[tweetmeme]We are seeing the spinning gate for top officers swirl faster and faster. Two-thirds of all large companies worldwide have fired their top officer at least once since 1995. More than 1,000 CEOs have left office over the past 12 months. In 2000, over 40 CEOs of the top 200 companies were fired. When 20 percent of the most powerful business leaders in The United States lose their jobs, there is a problem!
What is the so wrong? What is the biggest underlying issue? In a Fortune article titled, “Why CEOs Fail,” the question was posed, “suppose what brought down all these powerful and undeniable talented executives was just one common failing?”
Top business consultants have argued for business to better strategize, align, and implement.
Employees are asking for better strategies, clearer expectations and the chance to use their talents to contribute. A FranklinCovey study evaluated the characteristics of 52,000 managers across hundreds of organizations. More than 400,000 of the managers’ associates were asked to rank the managers. The areas where managers scored the lowest included:
- Prioritizing work so time is spent on most important issues (related to strategy)
- Setting clear expectations with employees (related to strategy)
- Providing feedback on how to improve
- Building teamwork by maximizing the talents of the workgroup
Gallup studied more than 80,000 managers from 400 companies to find out what leadership behaviors are most effective. From that, Gallup identified twelve key behaviors that were most successful. Here are four of those:
- aligning each employee with the mission
- letting employees know what is expected
- tapping into the talents of employee
- talking with the employee about their progress
So how big is this problem?
A Harvard Business Review article in February 2002, “Beware the Busy Manager” summarizes a ten-year management study. The findings were that fully 90% of managers squander their time in all sorts of ineffective activities. In other words, a mere 10% of managers spend their time in a committed, purposeful, and reflective manner.
FranklinCovey found that employees typically only spent 40% of time on productive activities.
Knowledge workers make up 60% of the work force and are by far the organization’s largest investment. Knowledge workers typically give only around 40% of their time on organizational priorities.
Management consultants report that less than ten percent of the business strategies developed get executed.
The fix is an firm where each employee knows what is most important in their being able to make a difference.
About the Author:
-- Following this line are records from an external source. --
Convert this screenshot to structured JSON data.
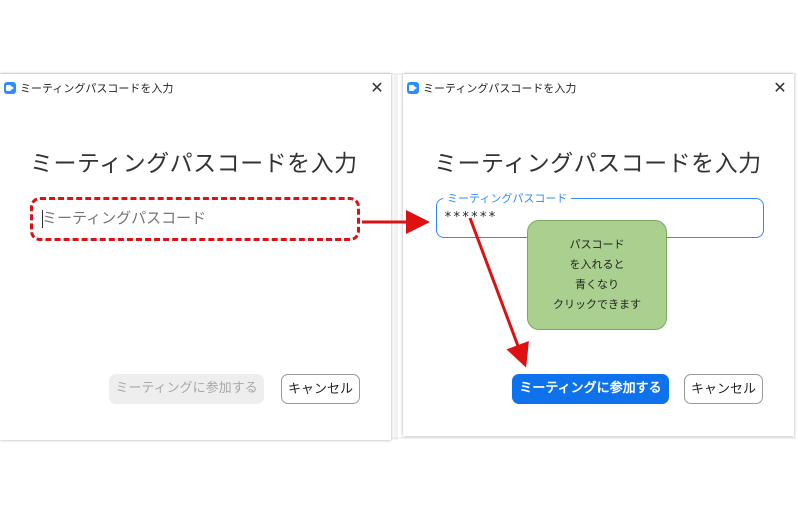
{
  "left_dialog": {
    "window_title": "ミーティングパスコードを入力",
    "heading": "ミーティングパスコードを入力",
    "passcode_placeholder": "ミーティングパスコード",
    "join_button": "ミーティングに参加する",
    "cancel_button": "キャンセル"
  },
  "right_dialog": {
    "window_title": "ミーティングパスコードを入力",
    "heading": "ミーティングパスコードを入力",
    "passcode_label": "ミーティングパスコード",
    "passcode_value": "******",
    "join_button": "ミーティングに参加する",
    "cancel_button": "キャンセル"
  },
  "callout": {
    "lines": [
      "パスコード",
      "を入れると",
      "青くなり",
      "クリックできます"
    ]
  },
  "icons": {
    "app": "zoom-video-icon",
    "close": "close-icon",
    "arrow": "arrow-icon"
  },
  "colors": {
    "accent": "#0e72ed",
    "focus_border": "#2d8cff",
    "annotation_red": "#dd1111",
    "callout_green": "#a9d08e"
  }
}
David Willden has been an senior executive with top management and technology consulting firms. David is currently President of Breakthrough Practices (http://breakthroughpractices.com), a firm that consults on breakthrough strategies, innovations, and execution. He has founded Strategy-Keys.com (http://strategy-keys.com or http://strategic-planning-resources.com)- a popular site on strategy & execution best practices and insights.